Ge~~a~d's south side looks this way today. It's missing the po~tico that was pa~t of the vision of Joseph Caldwell, fi~st UNC p~esident, fo~ a south- facing campus. Resto~ation of the portico may be discussed in an upcoming a~chitectu~al ~eview.
some insight into the state ofspirituality
at UNC in an 1840 letter to the trustees.
Green wrote that campus services
were conducted "under circumstances
which can hardly fail to defeat the aim of
a preached Gospel.
"At the ringing of the bell they repair
to the Hall with feelings nearly allied to
those with which they enter the Recita-
tion-room - The roll is called, absences
are noted, and every thing wears the
appearance of the ordinary exercises of the
Institution. As a necessary consequence,
the young nl.en, under the influence of
these associations, forget the sanctity of the
day and the occasion, and either fail to
attend, or else lend a reluctant ear to the
truths which they are taught."
"preaching to many who, they know,
prefer the ministrations of another." He con-
cluded the students should "be permitted
to choose for themselves the place and
manner in which they will worship."
In 1850, the trustees made it official
- the student had to declare the
off-campus church of choice in the first 10
days of the year and had to stick with it
for a year. Soon the choices were in place:
The town's first Episcopal, Presbyterian,
Methodist and Baptist churches opened
between 1847 and 1954. Green resigned
from UNC in 1949 to become rector of
the first of those, the Episcopal Chapel of
the Cross. Professor Elisha Mitchell, a
Presbyterian minister, spoke at the dedication of what would become University
Also worth noting in this period, the
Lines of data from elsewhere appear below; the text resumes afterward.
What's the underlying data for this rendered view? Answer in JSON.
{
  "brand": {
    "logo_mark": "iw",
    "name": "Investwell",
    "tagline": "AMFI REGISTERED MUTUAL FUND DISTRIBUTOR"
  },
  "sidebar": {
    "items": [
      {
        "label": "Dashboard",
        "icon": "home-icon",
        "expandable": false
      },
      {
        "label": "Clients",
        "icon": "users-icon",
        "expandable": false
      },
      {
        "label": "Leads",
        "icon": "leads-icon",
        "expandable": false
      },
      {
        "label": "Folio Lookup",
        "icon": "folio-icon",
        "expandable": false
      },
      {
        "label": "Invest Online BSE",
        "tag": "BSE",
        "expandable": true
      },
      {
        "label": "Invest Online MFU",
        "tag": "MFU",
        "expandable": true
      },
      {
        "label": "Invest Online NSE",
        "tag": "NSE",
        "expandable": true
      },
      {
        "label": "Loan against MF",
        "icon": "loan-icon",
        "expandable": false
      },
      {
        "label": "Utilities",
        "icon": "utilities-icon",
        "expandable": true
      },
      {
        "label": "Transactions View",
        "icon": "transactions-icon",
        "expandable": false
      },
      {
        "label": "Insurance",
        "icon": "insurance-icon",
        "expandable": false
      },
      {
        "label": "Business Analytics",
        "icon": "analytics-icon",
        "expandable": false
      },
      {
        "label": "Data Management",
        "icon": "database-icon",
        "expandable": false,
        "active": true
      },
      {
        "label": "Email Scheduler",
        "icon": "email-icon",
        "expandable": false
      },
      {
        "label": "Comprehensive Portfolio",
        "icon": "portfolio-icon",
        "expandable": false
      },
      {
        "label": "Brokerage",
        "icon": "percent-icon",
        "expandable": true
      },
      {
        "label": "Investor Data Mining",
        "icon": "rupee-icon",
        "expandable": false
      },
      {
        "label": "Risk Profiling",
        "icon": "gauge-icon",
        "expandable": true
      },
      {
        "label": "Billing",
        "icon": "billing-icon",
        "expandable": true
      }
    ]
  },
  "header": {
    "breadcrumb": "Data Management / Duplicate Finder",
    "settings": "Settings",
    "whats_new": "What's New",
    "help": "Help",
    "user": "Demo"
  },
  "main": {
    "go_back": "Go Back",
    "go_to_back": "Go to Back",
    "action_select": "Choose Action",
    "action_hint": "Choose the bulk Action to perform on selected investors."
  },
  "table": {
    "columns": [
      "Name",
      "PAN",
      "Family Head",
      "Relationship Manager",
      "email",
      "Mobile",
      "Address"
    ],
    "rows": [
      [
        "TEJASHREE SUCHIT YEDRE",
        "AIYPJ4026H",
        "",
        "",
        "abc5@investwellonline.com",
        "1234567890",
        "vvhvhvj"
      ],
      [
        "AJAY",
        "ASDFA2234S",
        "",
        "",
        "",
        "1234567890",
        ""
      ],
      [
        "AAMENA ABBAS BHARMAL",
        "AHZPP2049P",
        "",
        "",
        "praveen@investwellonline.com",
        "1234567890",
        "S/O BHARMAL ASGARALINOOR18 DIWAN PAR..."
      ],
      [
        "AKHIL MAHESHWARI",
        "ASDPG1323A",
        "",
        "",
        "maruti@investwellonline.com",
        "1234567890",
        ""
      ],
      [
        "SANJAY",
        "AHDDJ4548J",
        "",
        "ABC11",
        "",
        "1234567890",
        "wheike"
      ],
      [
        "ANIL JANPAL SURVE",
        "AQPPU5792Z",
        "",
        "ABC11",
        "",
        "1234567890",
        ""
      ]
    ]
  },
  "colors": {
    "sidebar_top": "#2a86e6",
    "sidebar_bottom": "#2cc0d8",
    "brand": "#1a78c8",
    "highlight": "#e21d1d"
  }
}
canl.pus YMCA organized in 1860 - the
third campus YMCA in the country. This
was Carolina's first student-initiated faith-
C AROLINA ALUMNI REVIEW